Mayorkas wrote in the memo that deciding how to exercise prosecutorial discretion “can be complicated and requires investigative work.”
Respecting Civil Rights and Liberties
The discretion of federal agents is also aimed at respecting the civil rights and liberties of non-citizens.
It specifies that race, religion, gender, sexual orientation or gender identity, national origin, or political associations will never be factors in the decision to take enforcement actions.
The Supreme Court has rejected a challenge from Texas and Louisiana, both governed by Republicans, who claimed that the federal government had violated immigration law and demanded the detention and deportation of all undocumented immigrants. The court ruled 8 to 1 that states do not have the power to challenge federal immigration decisions. Following the ruling, the deportation priorities implemented in September 2022 will take full effect. The Department of Homeland Security released a deportation priority guide, highlighting that being undocumented is not grounds for immediate deportation, but federal immigration agents have broad discretion to detain, arrest, and expel undocumented immigrants.

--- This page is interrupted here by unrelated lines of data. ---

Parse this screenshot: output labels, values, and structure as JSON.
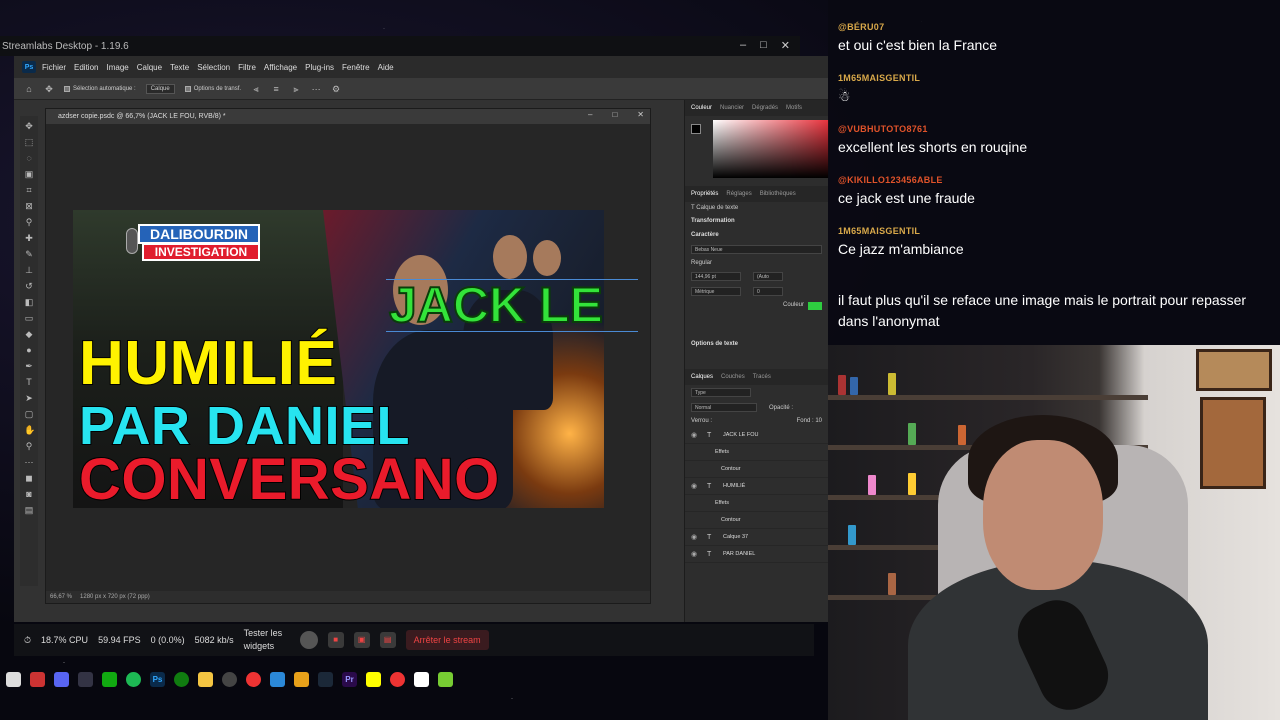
{
  "streamlabs": {
    "title": "Streamlabs Desktop - 1.19.6",
    "controls": [
      "–",
      "□",
      "✕"
    ],
    "stats": {
      "cpu": "18.7% CPU",
      "fps": "59.94 FPS",
      "dropped": "0 (0.0%)",
      "bitrate": "5082 kb/s"
    },
    "test_widgets": "Tester les widgets",
    "stop_stream": "Arrêter le stream"
  },
  "photoshop": {
    "logo": "Ps",
    "menu": [
      "Fichier",
      "Edition",
      "Image",
      "Calque",
      "Texte",
      "Sélection",
      "Filtre",
      "Affichage",
      "Plug-ins",
      "Fenêtre",
      "Aide"
    ],
    "options": {
      "auto_select": "Sélection automatique :",
      "layer_select": "Calque",
      "transform": "Options de transf."
    },
    "doc_tab": "azdser copie.psdc @ 66,7% (JACK LE FOU, RVB/8) *",
    "zoom": "66,67 %",
    "doc_size": "1280 px x 720 px (72 ppp)",
    "panels": {
      "color_tabs": [
        "Couleur",
        "Nuancier",
        "Dégradés",
        "Motifs"
      ],
      "props_tabs": [
        "Propriétés",
        "Réglages",
        "Bibliothèques"
      ],
      "text_layer": "Calque de texte",
      "transformation": "Transformation",
      "caractere": "Caractère",
      "font": "Bebas Neue",
      "style": "Regular",
      "size": "144,96 pt",
      "auto": "(Auto",
      "kerning": "Métrique",
      "tracking": "0",
      "couleur": "Couleur",
      "text_options": "Options de texte",
      "layers_tabs": [
        "Calques",
        "Couches",
        "Tracés"
      ],
      "filter": "Type",
      "blend": "Normal",
      "opacity": "Opacité :",
      "lock": "Verrou :",
      "fill": "Fond : 10",
      "layers": [
        {
          "name": "JACK LE FOU",
          "type": "T"
        },
        {
          "name": "Effets",
          "type": ""
        },
        {
          "name": "Contour",
          "type": ""
        },
        {
          "name": "HUMILIÉ",
          "type": "T"
        },
        {
          "name": "Effets",
          "type": ""
        },
        {
          "name": "Contour",
          "type": ""
        },
        {
          "name": "Calque 37",
          "type": "T"
        },
        {
          "name": "PAR DANIEL",
          "type": "T"
        }
      ]
    }
  },
  "thumbnail": {
    "logo_top": "DALIBOURDIN",
    "logo_bottom": "INVESTIGATION",
    "line1": "HUMILIÉ",
    "line2": "PAR DANIEL",
    "line3": "CONVERSANO",
    "overlay": "JACK LE"
  },
  "chat": [
    {
      "user": "@BÉRU07",
      "text": "et oui c'est bien la France",
      "color": "#d9a94a"
    },
    {
      "user": "1M65MAISGENTIL",
      "text": "",
      "color": "#d9a94a"
    },
    {
      "user": "@VUBHUTOTO8761",
      "text": "excellent les shorts en rouqine",
      "color": "#e0532a"
    },
    {
      "user": "@KIKILLO123456ABLE",
      "text": "ce jack est une fraude",
      "color": "#e0532a"
    },
    {
      "user": "1M65MAISGENTIL",
      "text": "Ce jazz m'ambiance",
      "color": "#d9a94a"
    },
    {
      "user": "",
      "text": "il faut plus qu'il se reface une image mais le portrait pour repasser dans l'anonymat",
      "color": "#c0392b"
    }
  ]
}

These deportation priorities were established by President Biden in February 2021 and were part of a reversal of former President Trump’s ‘zero tolerance’ policy. Additionally, the terminology used to refer to undocumented immigrants has changed, with President Biden calling them “non-citizens.” The deportation priorities include threats to national security, public safety, and border security. The Mayorkas memo also states that a non-citizen becomes a threat to border security if they were detained at the border or port of entry while trying to enter illegally or if they were detained in the United States after November 1, 2020. While being undocumented is not an immediate or sole cause for removal, federal immigration agents have prosecutorial discretion in deportation cases. The memo recognizes that there are approximately 11 million undocumented or removable people in the United States, and emphasizes that many have been contributing members of their communities for years.
What are the deportation priorities implemented by President Biden in February 2021, and how are they different from the “zero tolerance” policy implemented by former President Trump?
In February 2021, President Biden implemented new deportation priorities that aimed to focus on targeting individuals who pose a national security threat, have recently crossed the border unlawfully, or have committed certain crimes within the United States. These priorities were outlined in a memo issued by the Department of Homeland Security.
The key differences between President Biden’s deportation priorities and former President Trump’s “zero tolerance” policy include:
1. Prioritization: Under the “zero tolerance” policy, all individuals who crossed the border unlawfully were subject to criminal prosecution, which often resulted in the separation of families. In contrast, President Biden’s priorities focus on individuals who pose security threats, recent border crossers, and those with criminal records or pending charges.
2. Family Separation: Former President Trump’s “zero tolerance” policy led to the separation of families as parents were prosecuted for illegal border crossings. President Biden, on the other hand, set forth a goal of reducing family separations by prioritizing alternatives to detention and exploring ways to address the needs of families seeking asylum.
3. Discretion for ICE Enforcement: President Biden’s memo instructed Immigration and Customs Enforcement (ICE) to exercise enforcement discretion by considering factors like length of residence in the United States, family ties, employment, and humanitarian reasons when deciding whether to initiate removal proceedings. The “zero tolerance” policy during the Trump administration did not provide such discretion.
Overall, President Biden’s deportation priorities aim to target individuals with serious criminal records and national security threats while avoiding a blanket enforcement approach that criminalizes all unauthorized border crossings. The focus has shifted toward more targeted enforcement and a prioritization of cases based on public safety considerations.